Ann K. Emery’s website provides blog posts, tools, video tutorials, and Excel tips for creating visualizations. This site also includes a chart-choosing tool, which allows evaluators to look at resources, tutorials, and examples by chart type.
Stephanie Evergreen’s blog shares a wide range of tips, advice, how-to’s, and illustrative examples of data visualizations. The site also has information about her two books Effective Data Visualization and Presenting Data Effectively.
The Data Visualization Checklist, created by Stephanie Evergreen and Ann K. Emery, is a tool to guide the development of high impact data visualizations. The checklist is based on best practices and tested against the practical day-to-day realities of evaluation practice and the pragmatic needs of evaluation stakeholders. The checklist includes guidelines related to text, colors, lines, arrangement of graphic elements, and overall design.
In 2013, the American Evaluation Association published two special issues of New Directions for Evaluation on data visualization and evaluation. Part 1 introduces recent developments in the quantitative and qualitative data visualization field and provides a historical perspective on data visualization, its potential role in evaluation practice, and future directions.
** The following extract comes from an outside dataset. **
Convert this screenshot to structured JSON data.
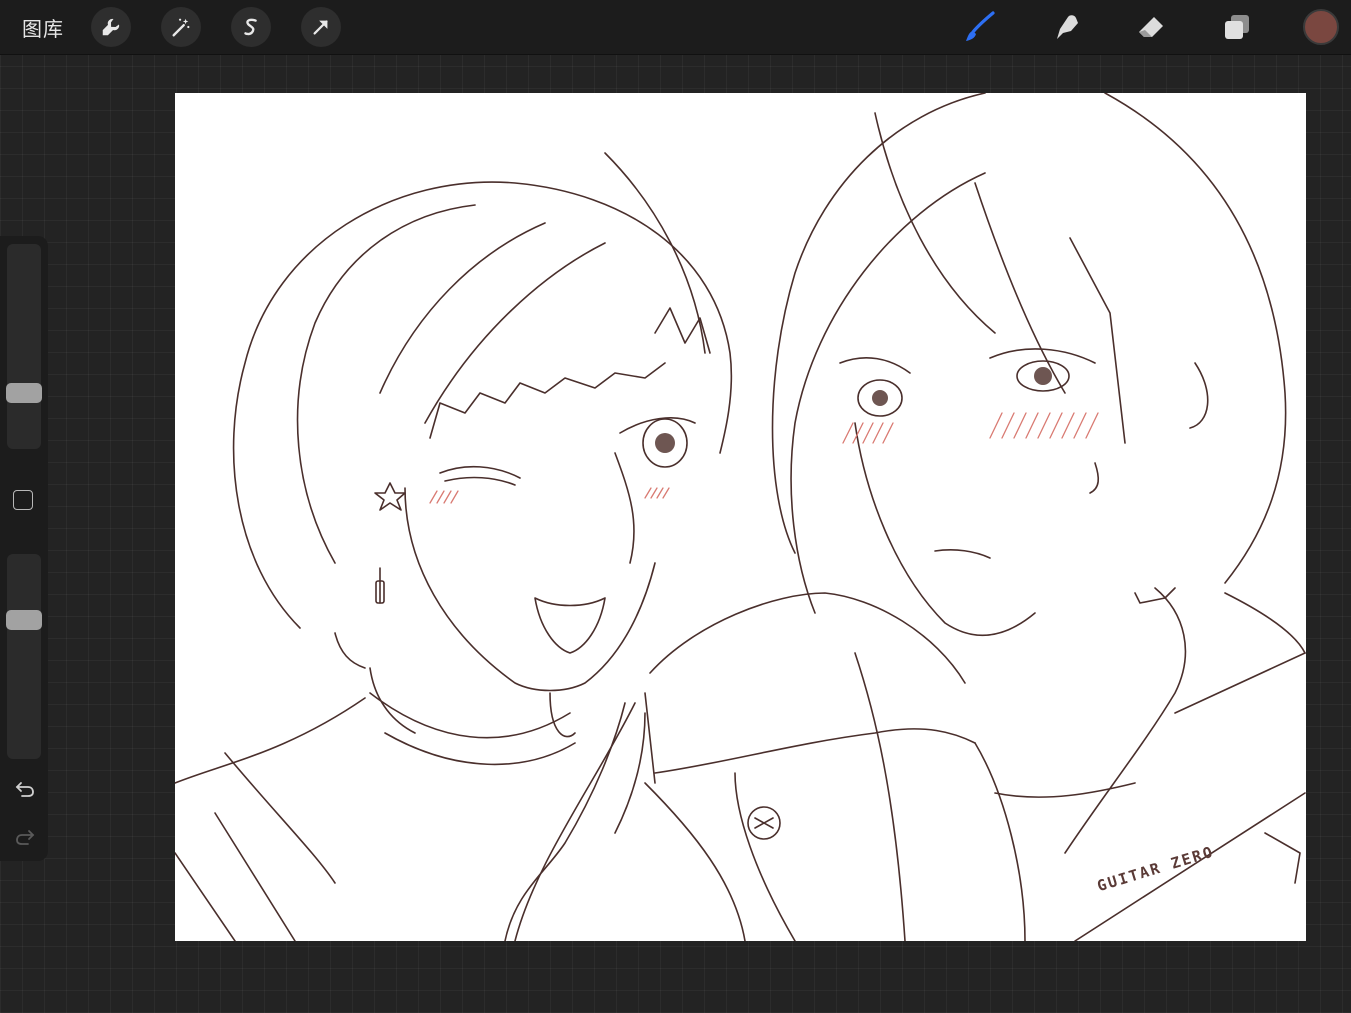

Part 2 delivers concrete suggestions for optimally using data visualization in evaluation, as well as suggestions for best practices in data visualization design.
In this blog post, Expose Your Museum’s Kathleen Livingston shares how staff at the Denver Museum of Nature and Science created bite sized video reports to share key findings with internal staff and stakeholders.